The lad's eyes were ablaze now. All the light of Philadelphia's late illuminations burned in them. General Washington bade the youth follow him.

“But my pony is tied yonder,” said he, “and he's hungry and tired too. I can't leave him.”

“Come hither, then,” and the Commander-in-chief withdrew with the lad within the sacred edifice.

“General Washington,” said Blue-Eyed Boy, “on Thursday Congress declared us free and independent.”

“Where are your dispatches?” leaped from the General's lips, his face shining.

“Why—why, I haven't any, but it's all true, sir,” faltered the boy.

“How did you find it out?”

“I was right there, sir. Don't you remember me? I help Bellman Grey take care of the State House at Philadelphia, and I run on errands for the Congress folks, too, sometimes.”

“Did Congress send you on this errand?”

“No, General Washington; I can't tell a lie, I came myself.”

“How did you know me?”

Blue-Eyed Boy was ready to cry now. To be sure he was sturdy and strong, and nearly fourteen, too; but to be doubted, after all his long, tiresome journey, was hard. However, he winked once or twice violently, and then he looked his very soul into the General's face, and said: “Why, I saw you every day you went to Congress, only a month ago, I did.”

“I believe you, my lad. Get your horse and follow me.”

Blue-Eyed Boy followed on, and waited in camp until the tardy despatches came in on Tuesday morning, confirming every word that he had spoken.

The same evening all the brigades in and around New York were ordered to their respective parade-grounds.

Blue-Eyed Boy was admitted within the hollow square formed by the brigades on the spot where stands the City Hall. Within the same square was General Washington, sitting on horseback, and the great Declaration was read by one of his aids.

It is needless to tell how it was received by the eager men who listened to the mighty truths with reverent, uncovered heads.
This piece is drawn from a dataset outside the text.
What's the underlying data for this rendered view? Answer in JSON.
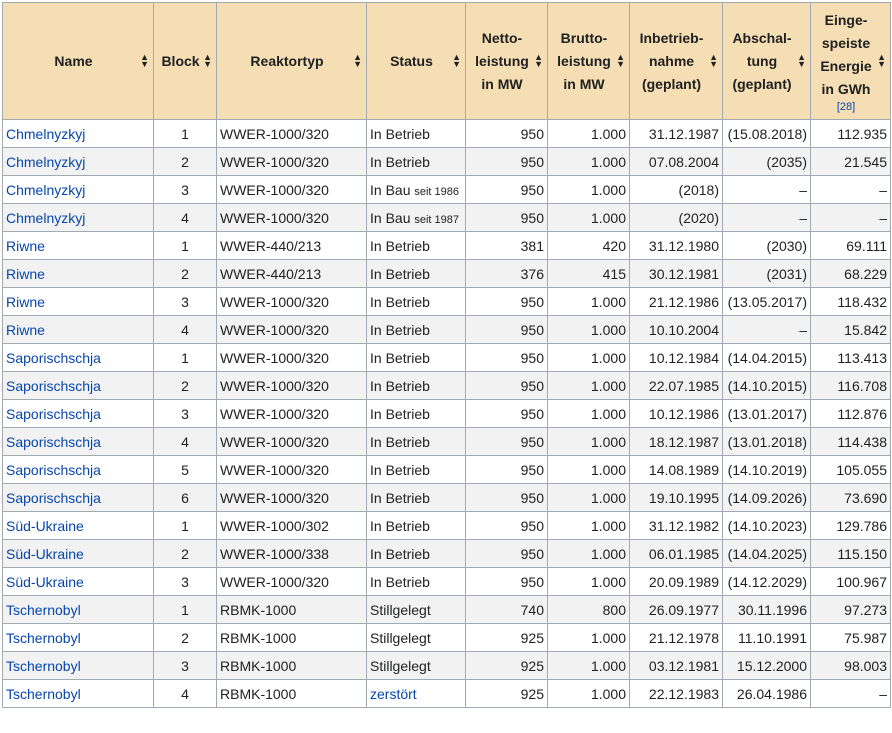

Henceforth every man felt that he had a banner under which to fight, as broad as the sky above him, as sheltering as the homely roof of home.